** MATERIAL SUPPLIED follows **
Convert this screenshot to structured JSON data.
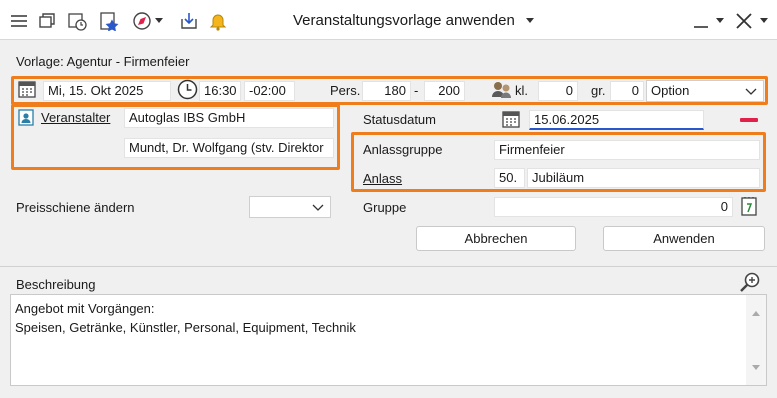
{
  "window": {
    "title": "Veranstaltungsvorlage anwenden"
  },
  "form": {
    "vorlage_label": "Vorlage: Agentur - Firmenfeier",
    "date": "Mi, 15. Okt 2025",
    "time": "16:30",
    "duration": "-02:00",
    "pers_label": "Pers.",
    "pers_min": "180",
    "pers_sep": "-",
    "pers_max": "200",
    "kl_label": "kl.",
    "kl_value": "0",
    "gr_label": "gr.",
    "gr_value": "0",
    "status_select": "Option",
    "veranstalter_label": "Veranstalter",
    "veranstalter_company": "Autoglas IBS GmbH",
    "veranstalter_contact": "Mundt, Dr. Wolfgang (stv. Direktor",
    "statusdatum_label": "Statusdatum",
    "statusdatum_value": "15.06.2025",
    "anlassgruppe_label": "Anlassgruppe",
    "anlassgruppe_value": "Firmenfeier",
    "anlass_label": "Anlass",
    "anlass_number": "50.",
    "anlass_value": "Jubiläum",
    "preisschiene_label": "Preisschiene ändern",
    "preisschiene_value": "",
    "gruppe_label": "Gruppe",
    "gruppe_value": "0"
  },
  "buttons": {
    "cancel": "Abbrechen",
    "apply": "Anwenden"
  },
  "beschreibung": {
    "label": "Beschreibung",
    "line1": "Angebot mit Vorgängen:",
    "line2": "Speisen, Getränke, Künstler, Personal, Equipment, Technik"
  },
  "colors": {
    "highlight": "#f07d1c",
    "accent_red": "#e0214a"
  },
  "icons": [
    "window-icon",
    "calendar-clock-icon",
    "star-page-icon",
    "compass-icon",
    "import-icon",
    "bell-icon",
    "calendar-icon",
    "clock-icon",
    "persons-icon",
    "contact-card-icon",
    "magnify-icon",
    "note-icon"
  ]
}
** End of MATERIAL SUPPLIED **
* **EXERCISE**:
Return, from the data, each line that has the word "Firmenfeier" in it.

* **ANSWER TO THE PROBLEM**:
    "vorlage_label": "Vorlage: Agentur - Firmenfeier",
    "anlassgruppe_value": "Firmenfeier",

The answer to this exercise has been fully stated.